  • The majority of pediatric malignancies, or around 28% of all cancers in children, are leukemias. In the United States, there will be 178,520 new instances of leukemia, lymphoma, and myeloma diagnosed in 2020, with 56,840 deaths anticipated as a result of the diagnosis.
  • Given how many individuals these malignancies continue to afflict, it’s critical to comprehend the illness and what we can do to increase our chances of surviving it.

It’s critical to comprehend the illness and what we can do to increase our chances of beating it because these illnesses continue to have a significant impact on the lives of so many individuals.

Every three minutes, one person in the U.S. is diagnosed with a blood cancer.

Children and adults can develop blood malignancies, which account for over 10% of all new cancer cases diagnosed in the United States each year.

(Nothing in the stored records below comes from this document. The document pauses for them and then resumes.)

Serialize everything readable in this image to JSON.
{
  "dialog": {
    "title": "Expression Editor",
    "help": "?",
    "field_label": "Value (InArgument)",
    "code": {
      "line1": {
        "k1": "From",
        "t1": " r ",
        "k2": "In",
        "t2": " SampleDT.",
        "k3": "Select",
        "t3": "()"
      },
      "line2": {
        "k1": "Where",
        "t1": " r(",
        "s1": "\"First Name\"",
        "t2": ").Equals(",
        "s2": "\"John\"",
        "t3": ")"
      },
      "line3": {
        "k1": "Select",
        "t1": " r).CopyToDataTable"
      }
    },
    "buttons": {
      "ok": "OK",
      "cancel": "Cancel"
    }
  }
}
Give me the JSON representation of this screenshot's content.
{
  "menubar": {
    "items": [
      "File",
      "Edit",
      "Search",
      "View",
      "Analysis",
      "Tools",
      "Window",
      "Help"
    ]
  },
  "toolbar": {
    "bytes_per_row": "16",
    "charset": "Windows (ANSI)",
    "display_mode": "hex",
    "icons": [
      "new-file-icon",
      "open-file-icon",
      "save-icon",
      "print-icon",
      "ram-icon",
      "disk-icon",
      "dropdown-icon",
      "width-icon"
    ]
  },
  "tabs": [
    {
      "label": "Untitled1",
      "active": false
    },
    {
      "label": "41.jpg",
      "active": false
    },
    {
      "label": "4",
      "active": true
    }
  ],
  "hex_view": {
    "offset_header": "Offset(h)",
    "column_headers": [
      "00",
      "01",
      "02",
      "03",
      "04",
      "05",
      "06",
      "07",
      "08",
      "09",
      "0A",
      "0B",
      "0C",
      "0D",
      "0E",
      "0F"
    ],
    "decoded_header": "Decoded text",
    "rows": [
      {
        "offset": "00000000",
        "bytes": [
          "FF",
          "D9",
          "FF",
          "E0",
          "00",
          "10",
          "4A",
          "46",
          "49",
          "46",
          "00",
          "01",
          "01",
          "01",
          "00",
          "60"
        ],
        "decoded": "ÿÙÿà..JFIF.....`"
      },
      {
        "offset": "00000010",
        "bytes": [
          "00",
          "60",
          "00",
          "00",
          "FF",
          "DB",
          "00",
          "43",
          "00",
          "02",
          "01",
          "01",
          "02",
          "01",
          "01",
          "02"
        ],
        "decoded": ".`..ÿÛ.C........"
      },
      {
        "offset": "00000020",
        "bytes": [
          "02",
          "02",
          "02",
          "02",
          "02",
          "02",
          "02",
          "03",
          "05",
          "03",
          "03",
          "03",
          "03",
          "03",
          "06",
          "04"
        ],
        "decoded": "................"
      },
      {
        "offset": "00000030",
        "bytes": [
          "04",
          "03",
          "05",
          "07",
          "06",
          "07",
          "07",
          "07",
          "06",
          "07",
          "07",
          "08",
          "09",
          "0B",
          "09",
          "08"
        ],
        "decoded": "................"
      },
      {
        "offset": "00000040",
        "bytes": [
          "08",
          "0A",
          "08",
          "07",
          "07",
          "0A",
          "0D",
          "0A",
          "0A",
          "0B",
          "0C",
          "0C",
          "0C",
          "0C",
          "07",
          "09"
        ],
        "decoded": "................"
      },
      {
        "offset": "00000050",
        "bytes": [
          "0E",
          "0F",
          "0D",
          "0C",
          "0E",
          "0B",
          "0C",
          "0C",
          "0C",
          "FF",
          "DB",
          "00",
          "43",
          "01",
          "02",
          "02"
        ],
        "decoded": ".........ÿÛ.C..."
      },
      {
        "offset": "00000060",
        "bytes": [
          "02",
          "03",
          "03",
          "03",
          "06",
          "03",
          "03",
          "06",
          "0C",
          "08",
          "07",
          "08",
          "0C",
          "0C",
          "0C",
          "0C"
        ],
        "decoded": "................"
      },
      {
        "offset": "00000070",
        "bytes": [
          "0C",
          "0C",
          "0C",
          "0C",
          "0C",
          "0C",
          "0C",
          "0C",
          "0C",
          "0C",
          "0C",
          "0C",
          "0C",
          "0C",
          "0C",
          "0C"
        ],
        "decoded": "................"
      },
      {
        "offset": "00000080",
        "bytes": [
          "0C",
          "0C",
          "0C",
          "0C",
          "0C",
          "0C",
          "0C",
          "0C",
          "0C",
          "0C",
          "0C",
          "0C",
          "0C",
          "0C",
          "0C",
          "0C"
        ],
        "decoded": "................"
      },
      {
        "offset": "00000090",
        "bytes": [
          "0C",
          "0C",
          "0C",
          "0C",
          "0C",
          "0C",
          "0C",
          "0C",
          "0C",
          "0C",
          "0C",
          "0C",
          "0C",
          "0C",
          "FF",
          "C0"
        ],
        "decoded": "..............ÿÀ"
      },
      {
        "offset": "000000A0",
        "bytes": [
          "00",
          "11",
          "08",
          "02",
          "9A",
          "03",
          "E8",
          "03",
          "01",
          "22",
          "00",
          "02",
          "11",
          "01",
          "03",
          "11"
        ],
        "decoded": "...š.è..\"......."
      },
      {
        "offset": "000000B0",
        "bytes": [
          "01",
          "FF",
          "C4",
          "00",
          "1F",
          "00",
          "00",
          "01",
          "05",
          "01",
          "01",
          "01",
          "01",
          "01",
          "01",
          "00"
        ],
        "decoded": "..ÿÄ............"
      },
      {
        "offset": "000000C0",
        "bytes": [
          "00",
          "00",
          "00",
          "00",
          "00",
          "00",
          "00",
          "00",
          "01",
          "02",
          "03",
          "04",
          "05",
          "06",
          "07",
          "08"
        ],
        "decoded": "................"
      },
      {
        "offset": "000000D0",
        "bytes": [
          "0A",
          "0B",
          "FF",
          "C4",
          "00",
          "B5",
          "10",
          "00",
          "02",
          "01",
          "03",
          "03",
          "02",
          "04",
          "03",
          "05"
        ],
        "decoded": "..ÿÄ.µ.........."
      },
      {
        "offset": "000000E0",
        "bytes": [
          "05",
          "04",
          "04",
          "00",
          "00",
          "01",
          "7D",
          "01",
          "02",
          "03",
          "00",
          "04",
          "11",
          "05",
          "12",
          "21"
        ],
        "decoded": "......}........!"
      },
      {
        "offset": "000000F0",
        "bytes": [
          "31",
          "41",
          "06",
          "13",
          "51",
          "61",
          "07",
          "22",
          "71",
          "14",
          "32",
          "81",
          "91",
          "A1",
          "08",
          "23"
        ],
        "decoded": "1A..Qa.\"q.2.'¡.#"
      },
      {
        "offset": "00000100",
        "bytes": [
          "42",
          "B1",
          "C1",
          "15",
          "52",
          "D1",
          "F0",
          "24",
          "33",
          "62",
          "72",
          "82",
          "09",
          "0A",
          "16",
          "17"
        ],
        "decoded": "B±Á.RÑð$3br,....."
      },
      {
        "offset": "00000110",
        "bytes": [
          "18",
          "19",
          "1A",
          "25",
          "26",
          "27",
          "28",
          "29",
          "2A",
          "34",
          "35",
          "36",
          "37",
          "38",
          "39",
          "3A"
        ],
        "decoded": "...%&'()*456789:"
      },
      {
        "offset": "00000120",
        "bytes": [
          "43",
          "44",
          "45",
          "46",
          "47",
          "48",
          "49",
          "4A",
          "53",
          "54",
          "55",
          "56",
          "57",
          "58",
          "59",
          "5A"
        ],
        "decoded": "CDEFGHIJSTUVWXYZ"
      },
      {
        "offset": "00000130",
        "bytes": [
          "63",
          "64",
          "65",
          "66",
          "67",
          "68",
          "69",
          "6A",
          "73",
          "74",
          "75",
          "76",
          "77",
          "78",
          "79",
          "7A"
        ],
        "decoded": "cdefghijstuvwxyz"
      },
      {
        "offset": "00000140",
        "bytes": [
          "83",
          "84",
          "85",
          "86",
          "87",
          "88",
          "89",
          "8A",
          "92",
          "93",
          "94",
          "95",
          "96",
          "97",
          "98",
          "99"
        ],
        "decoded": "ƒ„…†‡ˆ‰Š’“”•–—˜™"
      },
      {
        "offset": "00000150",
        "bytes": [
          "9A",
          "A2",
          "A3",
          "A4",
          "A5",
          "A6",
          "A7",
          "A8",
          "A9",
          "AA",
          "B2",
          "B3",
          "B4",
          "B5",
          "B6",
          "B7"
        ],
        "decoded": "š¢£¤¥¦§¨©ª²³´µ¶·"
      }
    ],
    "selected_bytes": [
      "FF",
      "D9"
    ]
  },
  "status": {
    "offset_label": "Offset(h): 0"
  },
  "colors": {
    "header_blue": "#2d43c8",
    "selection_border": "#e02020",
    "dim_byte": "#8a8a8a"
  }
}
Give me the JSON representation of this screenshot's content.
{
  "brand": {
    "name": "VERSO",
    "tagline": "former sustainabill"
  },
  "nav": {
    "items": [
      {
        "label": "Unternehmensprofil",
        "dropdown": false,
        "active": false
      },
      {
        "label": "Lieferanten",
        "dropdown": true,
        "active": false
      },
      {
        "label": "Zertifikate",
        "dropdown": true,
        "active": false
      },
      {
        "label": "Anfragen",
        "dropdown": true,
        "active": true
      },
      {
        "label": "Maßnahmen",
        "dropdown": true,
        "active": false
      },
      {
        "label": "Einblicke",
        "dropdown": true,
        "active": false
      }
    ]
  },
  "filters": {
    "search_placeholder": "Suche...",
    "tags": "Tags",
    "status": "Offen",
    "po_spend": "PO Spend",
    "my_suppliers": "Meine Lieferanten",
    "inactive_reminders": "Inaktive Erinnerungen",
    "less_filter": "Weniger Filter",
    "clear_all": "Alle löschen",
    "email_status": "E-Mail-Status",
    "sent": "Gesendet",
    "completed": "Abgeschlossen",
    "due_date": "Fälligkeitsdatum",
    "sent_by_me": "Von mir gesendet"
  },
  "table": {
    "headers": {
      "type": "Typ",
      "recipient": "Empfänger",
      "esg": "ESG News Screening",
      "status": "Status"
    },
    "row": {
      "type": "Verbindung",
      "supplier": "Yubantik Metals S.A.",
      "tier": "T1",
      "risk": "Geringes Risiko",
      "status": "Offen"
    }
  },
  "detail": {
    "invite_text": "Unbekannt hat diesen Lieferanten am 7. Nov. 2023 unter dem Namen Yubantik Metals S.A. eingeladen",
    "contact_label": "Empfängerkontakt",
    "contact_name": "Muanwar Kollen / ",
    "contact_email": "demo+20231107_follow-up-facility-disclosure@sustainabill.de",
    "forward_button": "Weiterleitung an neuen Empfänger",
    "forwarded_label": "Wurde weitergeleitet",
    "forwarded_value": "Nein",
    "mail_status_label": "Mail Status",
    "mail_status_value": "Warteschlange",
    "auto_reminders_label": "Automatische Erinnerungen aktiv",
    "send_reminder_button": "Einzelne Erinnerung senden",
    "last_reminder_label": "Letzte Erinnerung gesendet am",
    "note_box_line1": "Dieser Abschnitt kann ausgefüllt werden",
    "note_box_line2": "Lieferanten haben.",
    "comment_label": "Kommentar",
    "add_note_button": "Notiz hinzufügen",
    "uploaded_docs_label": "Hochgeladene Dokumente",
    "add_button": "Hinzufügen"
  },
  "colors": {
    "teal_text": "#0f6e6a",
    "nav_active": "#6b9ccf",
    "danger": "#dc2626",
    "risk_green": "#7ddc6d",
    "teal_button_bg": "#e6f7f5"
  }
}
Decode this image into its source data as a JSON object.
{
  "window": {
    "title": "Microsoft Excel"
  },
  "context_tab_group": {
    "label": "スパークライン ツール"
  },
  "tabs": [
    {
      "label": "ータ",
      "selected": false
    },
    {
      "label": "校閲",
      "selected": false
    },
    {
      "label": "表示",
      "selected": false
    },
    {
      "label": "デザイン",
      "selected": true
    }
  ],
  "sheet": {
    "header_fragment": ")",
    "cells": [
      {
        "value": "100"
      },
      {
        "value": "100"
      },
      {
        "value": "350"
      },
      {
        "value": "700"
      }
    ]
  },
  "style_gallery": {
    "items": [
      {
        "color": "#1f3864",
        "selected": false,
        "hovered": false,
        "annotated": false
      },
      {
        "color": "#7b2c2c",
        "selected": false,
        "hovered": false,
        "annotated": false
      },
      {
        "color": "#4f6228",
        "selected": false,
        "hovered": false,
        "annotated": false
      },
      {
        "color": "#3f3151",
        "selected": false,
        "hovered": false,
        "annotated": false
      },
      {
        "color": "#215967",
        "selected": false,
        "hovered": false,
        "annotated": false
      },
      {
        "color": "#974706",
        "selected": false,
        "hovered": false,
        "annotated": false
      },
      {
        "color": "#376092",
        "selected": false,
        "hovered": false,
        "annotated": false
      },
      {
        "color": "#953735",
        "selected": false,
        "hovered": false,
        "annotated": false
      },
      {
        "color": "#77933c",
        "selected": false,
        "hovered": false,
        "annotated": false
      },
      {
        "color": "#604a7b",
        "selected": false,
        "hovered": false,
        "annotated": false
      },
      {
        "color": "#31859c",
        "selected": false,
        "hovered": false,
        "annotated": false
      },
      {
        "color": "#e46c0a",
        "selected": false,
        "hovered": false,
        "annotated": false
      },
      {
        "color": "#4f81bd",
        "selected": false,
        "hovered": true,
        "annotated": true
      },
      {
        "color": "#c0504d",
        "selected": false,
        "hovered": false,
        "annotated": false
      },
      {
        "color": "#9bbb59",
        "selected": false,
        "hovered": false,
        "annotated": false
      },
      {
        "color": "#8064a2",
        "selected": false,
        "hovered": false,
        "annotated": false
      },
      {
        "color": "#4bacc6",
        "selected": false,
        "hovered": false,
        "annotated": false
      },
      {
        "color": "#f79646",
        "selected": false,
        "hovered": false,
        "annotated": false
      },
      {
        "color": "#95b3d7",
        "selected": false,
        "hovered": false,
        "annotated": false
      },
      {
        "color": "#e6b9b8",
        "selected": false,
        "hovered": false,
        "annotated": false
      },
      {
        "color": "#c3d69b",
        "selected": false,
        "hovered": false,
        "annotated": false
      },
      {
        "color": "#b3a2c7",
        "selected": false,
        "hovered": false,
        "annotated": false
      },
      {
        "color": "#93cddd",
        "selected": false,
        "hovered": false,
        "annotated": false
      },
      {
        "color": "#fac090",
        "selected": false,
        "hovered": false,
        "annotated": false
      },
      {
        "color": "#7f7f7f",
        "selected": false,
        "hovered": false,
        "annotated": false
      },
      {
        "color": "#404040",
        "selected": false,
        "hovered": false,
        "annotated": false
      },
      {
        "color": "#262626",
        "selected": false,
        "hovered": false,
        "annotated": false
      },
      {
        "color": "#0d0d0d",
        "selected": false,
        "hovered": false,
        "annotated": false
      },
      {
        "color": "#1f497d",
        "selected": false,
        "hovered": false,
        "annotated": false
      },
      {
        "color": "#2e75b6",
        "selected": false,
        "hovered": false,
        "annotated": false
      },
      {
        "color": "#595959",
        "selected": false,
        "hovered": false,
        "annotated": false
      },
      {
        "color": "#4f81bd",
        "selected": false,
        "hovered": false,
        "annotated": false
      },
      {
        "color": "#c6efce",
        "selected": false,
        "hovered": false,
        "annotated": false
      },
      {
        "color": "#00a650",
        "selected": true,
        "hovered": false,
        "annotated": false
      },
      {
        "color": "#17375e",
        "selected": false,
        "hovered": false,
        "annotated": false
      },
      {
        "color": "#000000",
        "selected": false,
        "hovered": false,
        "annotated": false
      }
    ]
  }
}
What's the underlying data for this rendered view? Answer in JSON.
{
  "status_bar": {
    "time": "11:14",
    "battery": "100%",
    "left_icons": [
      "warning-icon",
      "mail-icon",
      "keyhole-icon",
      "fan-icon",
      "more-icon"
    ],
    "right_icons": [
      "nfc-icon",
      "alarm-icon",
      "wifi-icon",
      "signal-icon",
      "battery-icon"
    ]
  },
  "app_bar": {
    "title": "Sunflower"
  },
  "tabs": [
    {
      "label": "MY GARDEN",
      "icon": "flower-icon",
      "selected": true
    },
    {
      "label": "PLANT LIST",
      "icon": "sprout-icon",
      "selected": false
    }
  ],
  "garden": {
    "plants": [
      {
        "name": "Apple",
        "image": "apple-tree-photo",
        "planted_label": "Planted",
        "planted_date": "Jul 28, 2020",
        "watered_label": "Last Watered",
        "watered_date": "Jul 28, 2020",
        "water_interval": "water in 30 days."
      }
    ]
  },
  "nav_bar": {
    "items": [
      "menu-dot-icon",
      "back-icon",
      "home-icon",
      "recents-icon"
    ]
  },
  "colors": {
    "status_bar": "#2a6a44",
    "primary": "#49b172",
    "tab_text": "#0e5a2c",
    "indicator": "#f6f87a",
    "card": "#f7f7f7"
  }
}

This implies that this year, 178,520 persons will receive a blood cancer diagnosis. 34 percent of these instances will receive a leukemia diagnosis, 48 percent a lymphoma diagnosis, and 18 percent a myeloma diagnosis.

Survival rates have significantly improved in the last 20 years.

For those with blood malignancies, results have significantly improved as a result of decades of research. 66 percent of those who are diagnosed with leukemia live for five years or more, according to the Leukemia and Lymphoma Society. The percentage increases to 75% for non-Hodgkin lymphoma and 89% for Hodgkin lymphoma.

Every 9 minutes, someone in the U.S. dies from a blood cancer.

56,840, or 9.4%, of the approximately 606,520 cancer fatalities anticipated this year would be attributable to blood cancers. There is still considerable work to be done in the fight against blood cancer, despite the advances we have made.

There are no effective screening tests for the early detection of blood cancers.

The early detection and prevention of these malignancies can be aided by screening exams like mammograms for breast cancer and colonoscopies for colorectal cancer. There is currently no treatment for blood cancers, despite the fact that researchers are working to find ways to prevent or identify all tumors in their earliest stages. As a result, until symptoms manifest, people frequently are unaware that something is wrong.

There are three main types of blood cancers.

  • Leukemia is a type of cancer that affects your white blood cells and is present in your blood and bone marrow. The most frequent kind of juvenile leukemia is acute lymphocytic leukemia (ALL), followed by acute myelogenous leukemia (AML). AML and chronic lymphocytic leukemia are the two most prevalent adult leukemias (CLL).
  • Lymphoma, or lymphatic system tumors, account for around half of all blood cancer cases each year. Hodgkin lymphoma and non-Hodgkin lymphoma are the two different forms of lymphomas.
  • A type of white blood cell formed in the bone marrow called a plasma cell is cancerous, and this is what myeloma is. Myeloma cells stop the body from producing antibodies normally, weakening your immune system and making you more vulnerable to infection. Myeloma is sometimes referred to as multiple myeloma since it frequently affects numerous bone marrow locations.

NFCR-Funded Scientists Dr. Curt Civin and Dr. Michael Sporn are Making Great Strides in Blood Cancer Research

The work of Dr. Curt Civin in the field of bone marrow stem cell transplantation is possibly his most well-known accomplishment. The dramatic improvement in leukemia survival rates can be partially attributed to the transplantation method, in which Dr. Civin played a crucial, early role. Blood cancer sufferers’ lives continue to be improved by his current efforts. Artemisinins, a class of low-toxic medications used to treat malaria, have lately been found by Dr. Civin to be effective in eliminating AML cancer cells, one of the deadliest types of leukemia.

Please support those fighting the disease by raising awareness and taking action. Support the study of cancer.